[Data for the task Boundary: Start]

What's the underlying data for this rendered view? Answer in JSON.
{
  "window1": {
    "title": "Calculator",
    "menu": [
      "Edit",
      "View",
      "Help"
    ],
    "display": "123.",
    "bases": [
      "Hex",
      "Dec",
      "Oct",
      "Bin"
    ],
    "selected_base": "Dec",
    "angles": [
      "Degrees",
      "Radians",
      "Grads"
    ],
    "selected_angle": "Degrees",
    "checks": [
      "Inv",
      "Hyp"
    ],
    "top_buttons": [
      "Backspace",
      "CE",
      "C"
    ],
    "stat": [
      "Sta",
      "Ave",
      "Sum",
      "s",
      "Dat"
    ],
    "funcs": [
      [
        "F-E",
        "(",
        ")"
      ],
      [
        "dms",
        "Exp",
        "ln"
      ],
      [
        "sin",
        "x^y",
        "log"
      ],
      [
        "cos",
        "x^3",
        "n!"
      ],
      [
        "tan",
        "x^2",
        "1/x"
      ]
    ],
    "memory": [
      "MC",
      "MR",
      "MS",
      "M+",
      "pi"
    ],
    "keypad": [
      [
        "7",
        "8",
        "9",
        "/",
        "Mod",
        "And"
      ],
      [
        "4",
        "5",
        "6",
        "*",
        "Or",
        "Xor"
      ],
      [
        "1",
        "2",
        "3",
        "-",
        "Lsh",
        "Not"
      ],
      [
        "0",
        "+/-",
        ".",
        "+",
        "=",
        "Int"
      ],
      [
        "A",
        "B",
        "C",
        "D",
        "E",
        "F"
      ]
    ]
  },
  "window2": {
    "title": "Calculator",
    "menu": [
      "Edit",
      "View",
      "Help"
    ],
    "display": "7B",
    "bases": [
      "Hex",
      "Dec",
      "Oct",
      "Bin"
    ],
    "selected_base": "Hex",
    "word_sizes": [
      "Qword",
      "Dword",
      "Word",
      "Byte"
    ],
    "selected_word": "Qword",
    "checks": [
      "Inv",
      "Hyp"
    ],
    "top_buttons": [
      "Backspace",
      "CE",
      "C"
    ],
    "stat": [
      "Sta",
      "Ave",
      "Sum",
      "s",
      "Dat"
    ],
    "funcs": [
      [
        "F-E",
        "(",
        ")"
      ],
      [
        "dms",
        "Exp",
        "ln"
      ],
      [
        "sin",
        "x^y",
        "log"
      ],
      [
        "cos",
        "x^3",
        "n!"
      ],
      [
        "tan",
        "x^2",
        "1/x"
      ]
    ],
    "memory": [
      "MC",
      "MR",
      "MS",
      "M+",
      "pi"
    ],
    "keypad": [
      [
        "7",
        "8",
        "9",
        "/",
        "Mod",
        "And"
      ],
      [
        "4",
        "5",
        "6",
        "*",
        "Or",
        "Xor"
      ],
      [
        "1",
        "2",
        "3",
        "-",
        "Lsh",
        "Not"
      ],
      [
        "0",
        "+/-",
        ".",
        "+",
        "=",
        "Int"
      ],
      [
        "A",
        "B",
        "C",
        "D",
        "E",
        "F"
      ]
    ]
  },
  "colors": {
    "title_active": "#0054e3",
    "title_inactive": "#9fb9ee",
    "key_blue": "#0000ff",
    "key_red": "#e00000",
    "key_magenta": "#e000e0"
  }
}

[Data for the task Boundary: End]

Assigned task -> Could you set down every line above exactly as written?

Answer box ->
What's the underlying data for this rendered view? Answer in JSON.
{
  "window1": {
    "title": "Calculator",
    "menu": [
      "Edit",
      "View",
      "Help"
    ],
    "display": "123.",
    "bases": [
      "Hex",
      "Dec",
      "Oct",
      "Bin"
    ],
    "selected_base": "Dec",
    "angles": [
      "Degrees",
      "Radians",
      "Grads"
    ],
    "selected_angle": "Degrees",
    "checks": [
      "Inv",
      "Hyp"
    ],
    "top_buttons": [
      "Backspace",
      "CE",
      "C"
    ],
    "stat": [
      "Sta",
      "Ave",
      "Sum",
      "s",
      "Dat"
    ],
    "funcs": [
      [
        "F-E",
        "(",
        ")"
      ],
      [
        "dms",
        "Exp",
        "ln"
      ],
      [
        "sin",
        "x^y",
        "log"
      ],
      [
        "cos",
        "x^3",
        "n!"
      ],
      [
        "tan",
        "x^2",
        "1/x"
      ]
    ],
    "memory": [
      "MC",
      "MR",
      "MS",
      "M+",
      "pi"
    ],
    "keypad": [
      [
        "7",
        "8",
        "9",
        "/",
        "Mod",
        "And"
      ],
      [
        "4",
        "5",
        "6",
        "*",
        "Or",
        "Xor"
      ],
      [
        "1",
        "2",
        "3",
        "-",
        "Lsh",
        "Not"
      ],
      [
        "0",
        "+/-",
        ".",
        "+",
        "=",
        "Int"
      ],
      [
        "A",
        "B",
        "C",
        "D",
        "E",
        "F"
      ]
    ]
  },
  "window2": {
    "title": "Calculator",
    "menu": [
      "Edit",
      "View",
      "Help"
    ],
    "display": "7B",
    "bases": [
      "Hex",
      "Dec",
      "Oct",
      "Bin"
    ],
    "selected_base": "Hex",
    "word_sizes": [
      "Qword",
      "Dword",
      "Word",
      "Byte"
    ],
    "selected_word": "Qword",
    "checks": [
      "Inv",
      "Hyp"
    ],
    "top_buttons": [
      "Backspace",
      "CE",
      "C"
    ],
    "stat": [
      "Sta",
      "Ave",
      "Sum",
      "s",
      "Dat"
    ],
    "funcs": [
      [
        "F-E",
        "(",
        ")"
      ],
      [
        "dms",
        "Exp",
        "ln"
      ],
      [
        "sin",
        "x^y",
        "log"
      ],
      [
        "cos",
        "x^3",
        "n!"
      ],
      [
        "tan",
        "x^2",
        "1/x"
      ]
    ],
    "memory": [
      "MC",
      "MR",
      "MS",
      "M+",
      "pi"
    ],
    "keypad": [
      [
        "7",
        "8",
        "9",
        "/",
        "Mod",
        "And"
      ],
      [
        "4",
        "5",
        "6",
        "*",
        "Or",
        "Xor"
      ],
      [
        "1",
        "2",
        "3",
        "-",
        "Lsh",
        "Not"
      ],
      [
        "0",
        "+/-",
        ".",
        "+",
        "=",
        "Int"
      ],
      [
        "A",
        "B",
        "C",
        "D",
        "E",
        "F"
      ]
    ]
  },
  "colors": {
    "title_active": "#0054e3",
    "title_inactive": "#9fb9ee",
    "key_blue": "#0000ff",
    "key_red": "#e00000",
    "key_magenta": "#e000e0"
  }
}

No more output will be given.